This has been percolating in my head and heart for a while, but sometimes you have to let things sit. This website is my professional face–it highlights my writing and efforts to assist veterans of all wars to find their way home–so I was hesitant to blur the line between personal and professional.
But it’s time.
Detective John Hobbs was a devoted peace officer, a caring father, and a loving husband–among other things. He was my cousin’s husband and father to their three great children. John spent his career in law enforcement with the Phoenix Police Department and was killed in a firefight on March 3rd, 2014.
I was at the park, playing with my two kids when my mother called me.
“Hey Ma, what’s up?” I asked, certain this was a social call to find out how her grandkids were doing.
“Not good. John was shot and killed today at work.”
My mom spent decades in a world where bad news doesn’t get better with time–as the wife of a career USN aviator, mother of two USMC helicopter pilots with five combat tours between them, and mother-in-law to a brave woman with more time in combat zones than any of them. She gets straight to the point.
I sat down in the lush grass while my kids shrieked on the swings.
“Fuck. Fuck fuck fuck.” Was all I could say.
“Yeah, Fuck is right.” Mom never cusses. She filled me in on the details as she knew them, then hung up to be available for her sister. She’d let me know the arrangements as they came available.
We all attended his funeral–an event that was remarkable in its ability to show community support for a fallen Officer while remaining respectful to the wishes of the family. The support shown by the Phoenix PD, hundreds of law enforcement and public safety agencies from around the country, as well as the citizens who lined the streets by the thousands when the funeral procession drove by–was overwhelming and strangely uplifting at the same time.

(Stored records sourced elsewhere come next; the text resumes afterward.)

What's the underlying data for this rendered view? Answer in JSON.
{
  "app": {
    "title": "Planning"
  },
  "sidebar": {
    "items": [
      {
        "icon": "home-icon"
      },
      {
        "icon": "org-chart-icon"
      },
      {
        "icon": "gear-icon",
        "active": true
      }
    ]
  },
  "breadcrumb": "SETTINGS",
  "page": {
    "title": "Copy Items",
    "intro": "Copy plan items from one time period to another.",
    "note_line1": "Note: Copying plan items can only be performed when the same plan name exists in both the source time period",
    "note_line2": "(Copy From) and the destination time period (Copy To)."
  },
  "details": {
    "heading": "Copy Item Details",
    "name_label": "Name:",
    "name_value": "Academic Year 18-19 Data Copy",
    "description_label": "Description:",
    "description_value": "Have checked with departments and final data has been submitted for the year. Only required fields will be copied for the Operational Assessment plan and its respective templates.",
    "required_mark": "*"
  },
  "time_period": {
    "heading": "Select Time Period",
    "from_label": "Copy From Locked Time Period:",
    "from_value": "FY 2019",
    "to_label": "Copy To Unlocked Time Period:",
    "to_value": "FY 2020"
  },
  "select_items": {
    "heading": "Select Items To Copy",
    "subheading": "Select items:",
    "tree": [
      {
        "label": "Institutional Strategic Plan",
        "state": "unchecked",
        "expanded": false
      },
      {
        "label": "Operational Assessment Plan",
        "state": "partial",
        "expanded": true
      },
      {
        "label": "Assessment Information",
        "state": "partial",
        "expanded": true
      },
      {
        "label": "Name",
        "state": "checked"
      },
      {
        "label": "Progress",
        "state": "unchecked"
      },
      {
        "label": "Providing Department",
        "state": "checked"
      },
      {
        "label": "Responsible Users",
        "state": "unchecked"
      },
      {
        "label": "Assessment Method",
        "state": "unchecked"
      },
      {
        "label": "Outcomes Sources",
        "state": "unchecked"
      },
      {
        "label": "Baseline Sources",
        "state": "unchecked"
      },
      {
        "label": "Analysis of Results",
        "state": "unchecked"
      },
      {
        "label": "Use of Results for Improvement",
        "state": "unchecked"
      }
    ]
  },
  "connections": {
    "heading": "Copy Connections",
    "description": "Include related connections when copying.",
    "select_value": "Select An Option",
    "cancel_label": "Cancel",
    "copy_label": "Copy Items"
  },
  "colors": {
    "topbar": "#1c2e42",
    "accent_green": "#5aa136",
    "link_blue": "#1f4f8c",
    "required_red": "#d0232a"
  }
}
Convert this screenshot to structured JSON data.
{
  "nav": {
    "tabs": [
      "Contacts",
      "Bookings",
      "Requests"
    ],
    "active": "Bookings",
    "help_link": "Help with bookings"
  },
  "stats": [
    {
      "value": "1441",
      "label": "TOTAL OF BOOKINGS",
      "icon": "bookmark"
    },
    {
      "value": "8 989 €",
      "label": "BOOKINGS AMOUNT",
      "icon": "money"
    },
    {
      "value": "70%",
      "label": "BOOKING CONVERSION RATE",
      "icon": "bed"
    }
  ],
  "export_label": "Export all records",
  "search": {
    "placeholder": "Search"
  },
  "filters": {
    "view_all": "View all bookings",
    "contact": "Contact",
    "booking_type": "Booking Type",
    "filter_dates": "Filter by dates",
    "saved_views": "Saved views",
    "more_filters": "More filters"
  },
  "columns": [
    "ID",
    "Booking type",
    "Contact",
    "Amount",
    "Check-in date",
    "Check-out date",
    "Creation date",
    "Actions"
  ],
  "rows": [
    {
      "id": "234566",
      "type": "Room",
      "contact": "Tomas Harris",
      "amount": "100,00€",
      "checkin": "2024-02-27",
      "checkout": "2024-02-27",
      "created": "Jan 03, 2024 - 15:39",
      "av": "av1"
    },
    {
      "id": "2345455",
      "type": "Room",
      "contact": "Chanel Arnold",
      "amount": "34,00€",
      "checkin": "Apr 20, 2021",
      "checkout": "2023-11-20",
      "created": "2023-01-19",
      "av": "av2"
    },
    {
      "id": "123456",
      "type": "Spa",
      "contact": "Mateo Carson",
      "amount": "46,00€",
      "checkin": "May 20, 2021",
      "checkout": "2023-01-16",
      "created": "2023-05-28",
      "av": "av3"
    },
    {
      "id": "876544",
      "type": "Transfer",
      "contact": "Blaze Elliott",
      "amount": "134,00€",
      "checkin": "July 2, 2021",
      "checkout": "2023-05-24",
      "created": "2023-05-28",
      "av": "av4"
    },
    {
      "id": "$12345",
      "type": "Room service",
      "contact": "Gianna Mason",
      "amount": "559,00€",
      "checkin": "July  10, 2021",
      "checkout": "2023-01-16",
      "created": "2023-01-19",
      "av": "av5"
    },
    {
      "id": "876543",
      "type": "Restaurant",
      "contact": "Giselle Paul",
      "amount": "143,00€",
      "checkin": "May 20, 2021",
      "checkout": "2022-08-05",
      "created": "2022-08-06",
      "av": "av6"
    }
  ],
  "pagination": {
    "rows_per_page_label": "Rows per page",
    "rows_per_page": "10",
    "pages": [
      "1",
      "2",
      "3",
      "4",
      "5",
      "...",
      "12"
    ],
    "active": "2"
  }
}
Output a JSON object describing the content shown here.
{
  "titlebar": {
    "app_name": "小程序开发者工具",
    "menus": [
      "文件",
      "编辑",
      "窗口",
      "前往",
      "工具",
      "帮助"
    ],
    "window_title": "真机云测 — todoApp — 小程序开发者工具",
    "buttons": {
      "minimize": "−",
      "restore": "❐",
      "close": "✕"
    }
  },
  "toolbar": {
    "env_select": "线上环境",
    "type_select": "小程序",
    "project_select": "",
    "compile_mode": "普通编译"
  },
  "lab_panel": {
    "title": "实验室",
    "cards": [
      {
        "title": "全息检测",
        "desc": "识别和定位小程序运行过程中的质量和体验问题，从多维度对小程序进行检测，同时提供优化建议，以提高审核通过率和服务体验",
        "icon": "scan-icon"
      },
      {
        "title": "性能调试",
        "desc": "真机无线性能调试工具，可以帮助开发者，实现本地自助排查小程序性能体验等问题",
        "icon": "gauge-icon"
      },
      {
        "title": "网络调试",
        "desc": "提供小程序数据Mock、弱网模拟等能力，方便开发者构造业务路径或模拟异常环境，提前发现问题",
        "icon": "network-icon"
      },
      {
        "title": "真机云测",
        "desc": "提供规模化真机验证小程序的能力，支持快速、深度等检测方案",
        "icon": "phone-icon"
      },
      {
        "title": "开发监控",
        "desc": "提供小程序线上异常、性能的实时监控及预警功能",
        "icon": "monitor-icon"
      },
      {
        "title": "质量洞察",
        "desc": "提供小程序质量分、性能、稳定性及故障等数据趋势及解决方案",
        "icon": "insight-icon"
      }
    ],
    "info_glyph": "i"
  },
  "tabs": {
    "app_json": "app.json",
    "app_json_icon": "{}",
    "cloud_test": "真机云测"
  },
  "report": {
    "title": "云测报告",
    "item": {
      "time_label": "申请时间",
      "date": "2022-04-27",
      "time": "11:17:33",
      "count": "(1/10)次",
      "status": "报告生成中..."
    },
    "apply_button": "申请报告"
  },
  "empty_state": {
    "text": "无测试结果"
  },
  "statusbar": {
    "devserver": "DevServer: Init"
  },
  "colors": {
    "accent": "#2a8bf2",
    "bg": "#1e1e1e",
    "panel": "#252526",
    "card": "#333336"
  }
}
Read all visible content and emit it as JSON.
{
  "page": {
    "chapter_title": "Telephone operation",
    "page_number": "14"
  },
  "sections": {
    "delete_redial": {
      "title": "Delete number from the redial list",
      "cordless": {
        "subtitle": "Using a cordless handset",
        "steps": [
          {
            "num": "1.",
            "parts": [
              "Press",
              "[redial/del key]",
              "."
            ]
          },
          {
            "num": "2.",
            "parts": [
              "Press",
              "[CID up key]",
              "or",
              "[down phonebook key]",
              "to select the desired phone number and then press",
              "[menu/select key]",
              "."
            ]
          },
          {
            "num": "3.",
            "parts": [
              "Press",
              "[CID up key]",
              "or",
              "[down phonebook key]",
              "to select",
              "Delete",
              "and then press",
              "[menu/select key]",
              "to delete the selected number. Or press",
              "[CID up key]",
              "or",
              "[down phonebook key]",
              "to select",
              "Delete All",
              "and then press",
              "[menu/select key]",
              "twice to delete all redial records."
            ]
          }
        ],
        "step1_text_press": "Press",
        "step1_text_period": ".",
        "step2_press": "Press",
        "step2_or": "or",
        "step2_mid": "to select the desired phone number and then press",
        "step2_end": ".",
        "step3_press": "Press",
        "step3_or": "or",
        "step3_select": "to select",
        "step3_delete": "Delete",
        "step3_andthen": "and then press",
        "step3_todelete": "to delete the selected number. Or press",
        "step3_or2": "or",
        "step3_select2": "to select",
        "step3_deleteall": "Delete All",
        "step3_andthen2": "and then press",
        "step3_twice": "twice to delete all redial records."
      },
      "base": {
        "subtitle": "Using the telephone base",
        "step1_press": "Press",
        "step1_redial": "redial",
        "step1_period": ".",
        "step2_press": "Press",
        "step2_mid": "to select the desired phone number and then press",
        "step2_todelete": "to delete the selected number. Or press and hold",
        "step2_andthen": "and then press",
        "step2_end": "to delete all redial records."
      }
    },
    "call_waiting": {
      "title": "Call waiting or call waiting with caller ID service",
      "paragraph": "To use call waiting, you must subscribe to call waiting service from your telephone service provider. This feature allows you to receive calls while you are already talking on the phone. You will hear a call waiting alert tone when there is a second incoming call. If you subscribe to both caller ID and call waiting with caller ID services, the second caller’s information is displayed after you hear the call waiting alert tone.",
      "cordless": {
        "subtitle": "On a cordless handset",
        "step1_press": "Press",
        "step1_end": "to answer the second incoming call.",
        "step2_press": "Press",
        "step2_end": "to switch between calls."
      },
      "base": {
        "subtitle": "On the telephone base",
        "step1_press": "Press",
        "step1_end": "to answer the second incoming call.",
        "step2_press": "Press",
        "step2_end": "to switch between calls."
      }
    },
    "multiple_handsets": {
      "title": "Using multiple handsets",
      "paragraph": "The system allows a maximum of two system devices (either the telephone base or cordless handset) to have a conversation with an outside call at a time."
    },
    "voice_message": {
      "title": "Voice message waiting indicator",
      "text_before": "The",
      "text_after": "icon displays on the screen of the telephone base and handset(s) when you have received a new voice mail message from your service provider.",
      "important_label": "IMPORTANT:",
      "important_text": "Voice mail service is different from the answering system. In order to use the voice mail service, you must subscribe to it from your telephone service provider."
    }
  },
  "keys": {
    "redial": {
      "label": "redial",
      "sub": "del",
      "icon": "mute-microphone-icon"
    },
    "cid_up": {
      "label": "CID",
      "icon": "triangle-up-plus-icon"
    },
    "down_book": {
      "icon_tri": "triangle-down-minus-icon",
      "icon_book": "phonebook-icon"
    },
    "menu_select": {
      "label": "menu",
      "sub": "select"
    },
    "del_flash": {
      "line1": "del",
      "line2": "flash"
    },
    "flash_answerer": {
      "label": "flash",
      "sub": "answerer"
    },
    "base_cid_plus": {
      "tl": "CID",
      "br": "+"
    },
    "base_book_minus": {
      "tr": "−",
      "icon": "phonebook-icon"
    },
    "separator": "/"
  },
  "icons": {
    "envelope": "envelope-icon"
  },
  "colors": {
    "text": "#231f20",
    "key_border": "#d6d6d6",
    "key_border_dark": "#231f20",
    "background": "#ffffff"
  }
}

But this post isn’t just about John. It’s also about the thousands of professionals just like him who risk their lives on a daily basis. This is my opportunity to say something to them that I failed to say to John.
John was impressed, more than he should have been, by my military service. He loved hearing about flying the Cobra in combat, about my missions with MCSOCOM Det One, and about military life in general. I was open and honest with him but I could tell he was making them out to be more than I thought they were. He shared stories about his experiences on the force as well, but always made them out to be less than they likely were.
I thought about joining the law enforcement community when I first left active duty–and then again several years later. The training I’d gone through on active duty set me up well for any number of positions in law enforcement. But what kept me from doing it was fear, fear that, no matter how good I was, someday some lucky douchebag would get the drop on me and I’d get killed. I was fine with going into combat–that’s a relatively straightforward issue. I wasn’t fine with having to be a target at all times, constrained by the law and unable to maintain a safe perimeter around me while being in places that make downtown Baghdad seem quaint.
I have more respect for law enforcement personnel now than ever before. The job they do, using force of personality and calm confidence to defuse situations more aptly suited for stun grenades and batons, is not one I feel I could do. Just like there are military personnel who make mistakes in crisis situations, so do some police officers. But that doesn’t diminish the honor and integrity of the vast majority of peace officers, not in my eyes.
I never said it to John, but I can say it to any Officer who reads this post:
#LawEnforcementWeek, #BlueLivesMatter, #LawEnforcementAppreciation, #PoliceWeek, #NationalPoliceWeek, #NationalLawEnforcementWeek, #HonorForTheBrave